Start of THE RECORDS
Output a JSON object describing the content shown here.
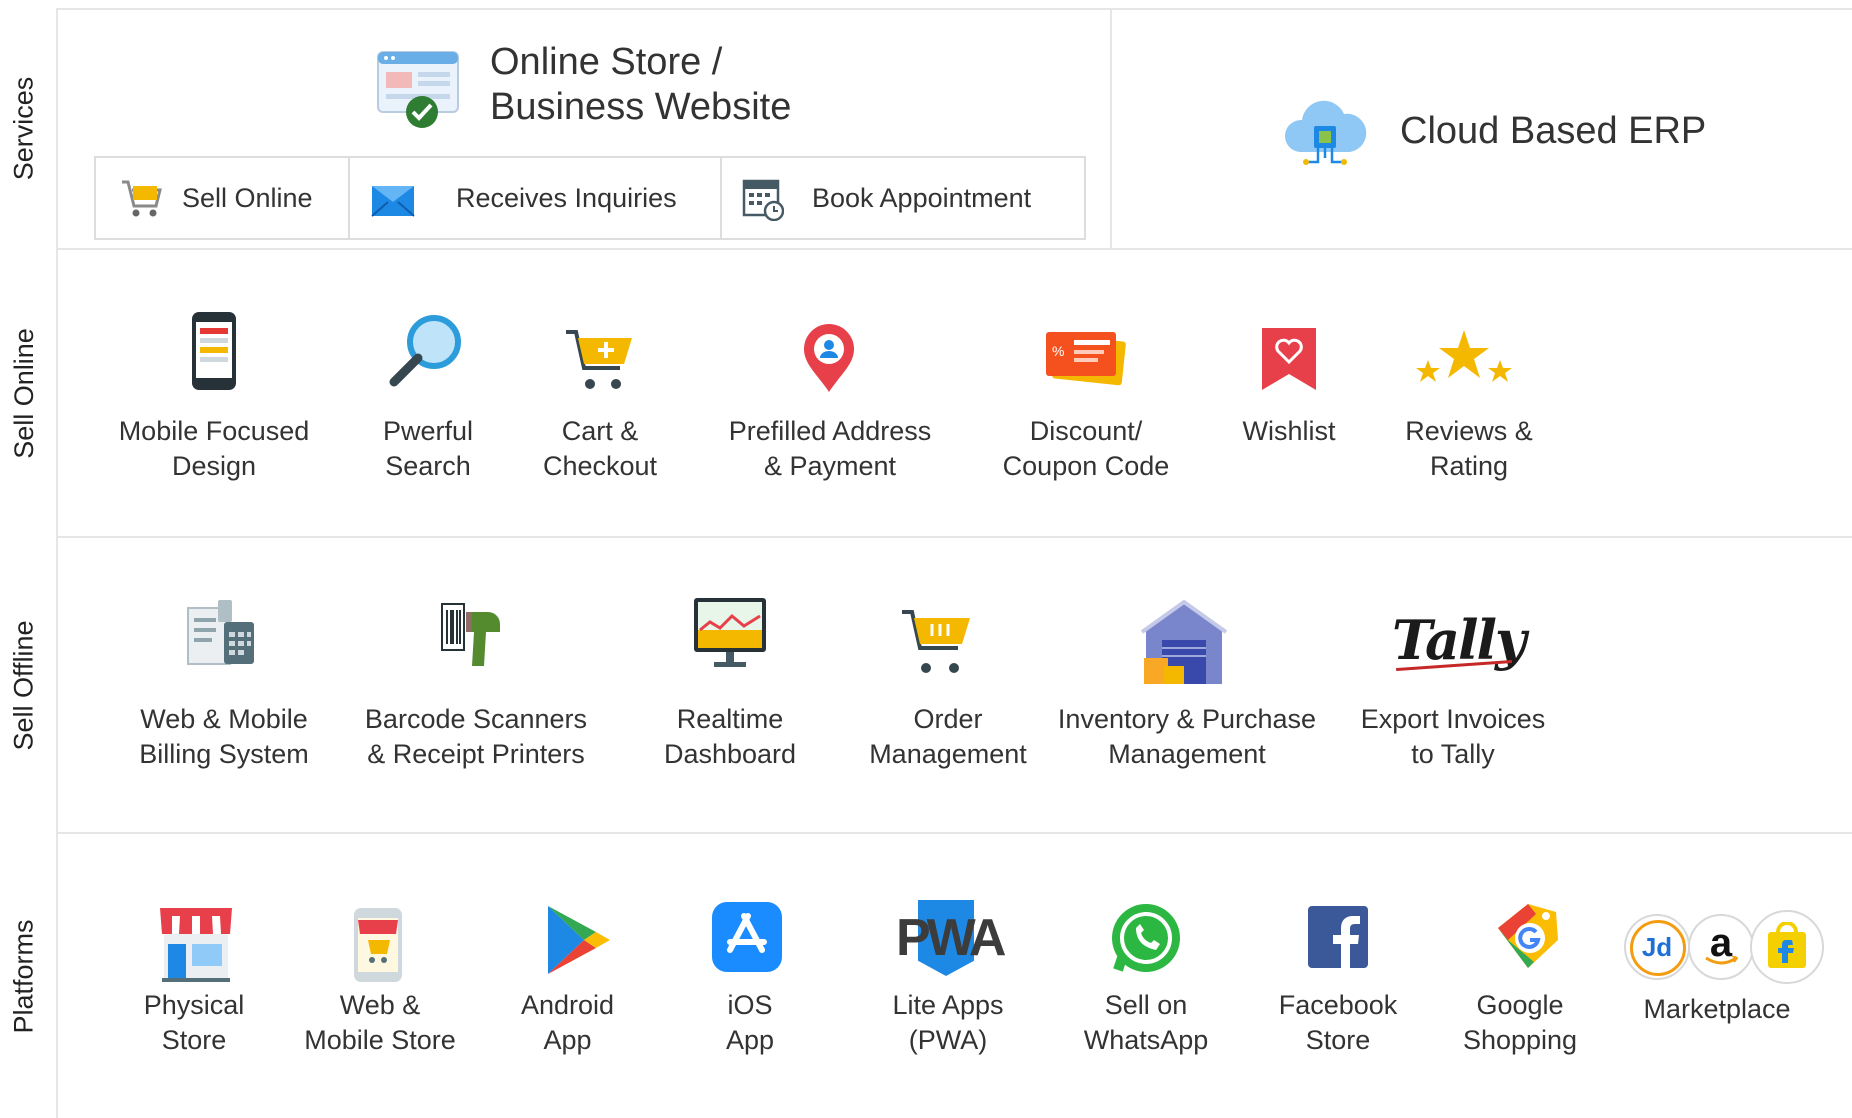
{
  "rows": {
    "services": "Services",
    "sell_online": "Sell Online",
    "sell_offline": "Sell Offline",
    "platforms": "Platforms"
  },
  "services": {
    "title": "Online Store /\nBusiness Website",
    "erp": "Cloud Based ERP",
    "sub": [
      "Sell Online",
      "Receives Inquiries",
      "Book Appointment"
    ]
  },
  "sell_online": [
    {
      "label": "Mobile Focused\nDesign",
      "icon": "mobile-phone-icon"
    },
    {
      "label": "Pwerful\nSearch",
      "icon": "magnifier-icon"
    },
    {
      "label": "Cart &\nCheckout",
      "icon": "cart-add-icon"
    },
    {
      "label": "Prefilled Address\n& Payment",
      "icon": "location-pin-icon"
    },
    {
      "label": "Discount/\nCoupon Code",
      "icon": "coupon-icon"
    },
    {
      "label": "Wishlist",
      "icon": "wishlist-bookmark-icon"
    },
    {
      "label": "Reviews &\nRating",
      "icon": "stars-icon"
    }
  ],
  "sell_offline": [
    {
      "label": "Web & Mobile\nBilling System",
      "icon": "billing-icon"
    },
    {
      "label": "Barcode Scanners\n& Receipt Printers",
      "icon": "barcode-scanner-icon"
    },
    {
      "label": "Realtime\nDashboard",
      "icon": "dashboard-monitor-icon"
    },
    {
      "label": "Order\nManagement",
      "icon": "order-cart-icon"
    },
    {
      "label": "Inventory & Purchase\nManagement",
      "icon": "warehouse-icon"
    },
    {
      "label": "Export Invoices\nto Tally",
      "icon": "tally-logo",
      "logo_text": "Tally"
    }
  ],
  "platforms": [
    {
      "label": "Physical\nStore",
      "icon": "physical-store-icon"
    },
    {
      "label": "Web &\nMobile Store",
      "icon": "mobile-store-icon"
    },
    {
      "label": "Android\nApp",
      "icon": "google-play-icon"
    },
    {
      "label": "iOS\nApp",
      "icon": "app-store-icon"
    },
    {
      "label": "Lite Apps\n(PWA)",
      "icon": "pwa-logo",
      "logo_text": "PWA"
    },
    {
      "label": "Sell on\nWhatsApp",
      "icon": "whatsapp-icon"
    },
    {
      "label": "Facebook\nStore",
      "icon": "facebook-icon"
    },
    {
      "label": "Google\nShopping",
      "icon": "google-shopping-icon"
    },
    {
      "label": "Marketplace",
      "icon": "marketplace-logos-icon",
      "logos": [
        "Jd",
        "a"
      ]
    }
  ],
  "colors": {
    "border": "#e6e6e6",
    "text": "#333333",
    "red": "#e8404a",
    "orange": "#f5b800",
    "blue": "#1e88e5"
  }
}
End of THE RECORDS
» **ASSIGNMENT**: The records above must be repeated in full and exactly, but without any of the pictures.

» **WRITTEN REPLY**:
Output a JSON object describing the content shown here.
{
  "rows": {
    "services": "Services",
    "sell_online": "Sell Online",
    "sell_offline": "Sell Offline",
    "platforms": "Platforms"
  },
  "services": {
    "title": "Online Store /\nBusiness Website",
    "erp": "Cloud Based ERP",
    "sub": [
      "Sell Online",
      "Receives Inquiries",
      "Book Appointment"
    ]
  },
  "sell_online": [
    {
      "label": "Mobile Focused\nDesign",
      "icon": "mobile-phone-icon"
    },
    {
      "label": "Pwerful\nSearch",
      "icon": "magnifier-icon"
    },
    {
      "label": "Cart &\nCheckout",
      "icon": "cart-add-icon"
    },
    {
      "label": "Prefilled Address\n& Payment",
      "icon": "location-pin-icon"
    },
    {
      "label": "Discount/\nCoupon Code",
      "icon": "coupon-icon"
    },
    {
      "label": "Wishlist",
      "icon": "wishlist-bookmark-icon"
    },
    {
      "label": "Reviews &\nRating",
      "icon": "stars-icon"
    }
  ],
  "sell_offline": [
    {
      "label": "Web & Mobile\nBilling System",
      "icon": "billing-icon"
    },
    {
      "label": "Barcode Scanners\n& Receipt Printers",
      "icon": "barcode-scanner-icon"
    },
    {
      "label": "Realtime\nDashboard",
      "icon": "dashboard-monitor-icon"
    },
    {
      "label": "Order\nManagement",
      "icon": "order-cart-icon"
    },
    {
      "label": "Inventory & Purchase\nManagement",
      "icon": "warehouse-icon"
    },
    {
      "label": "Export Invoices\nto Tally",
      "icon": "tally-logo",
      "logo_text": "Tally"
    }
  ],
  "platforms": [
    {
      "label": "Physical\nStore",
      "icon": "physical-store-icon"
    },
    {
      "label": "Web &\nMobile Store",
      "icon": "mobile-store-icon"
    },
    {
      "label": "Android\nApp",
      "icon": "google-play-icon"
    },
    {
      "label": "iOS\nApp",
      "icon": "app-store-icon"
    },
    {
      "label": "Lite Apps\n(PWA)",
      "icon": "pwa-logo",
      "logo_text": "PWA"
    },
    {
      "label": "Sell on\nWhatsApp",
      "icon": "whatsapp-icon"
    },
    {
      "label": "Facebook\nStore",
      "icon": "facebook-icon"
    },
    {
      "label": "Google\nShopping",
      "icon": "google-shopping-icon"
    },
    {
      "label": "Marketplace",
      "icon": "marketplace-logos-icon",
      "logos": [
        "Jd",
        "a"
      ]
    }
  ],
  "colors": {
    "border": "#e6e6e6",
    "text": "#333333",
    "red": "#e8404a",
    "orange": "#f5b800",
    "blue": "#1e88e5"
  }
}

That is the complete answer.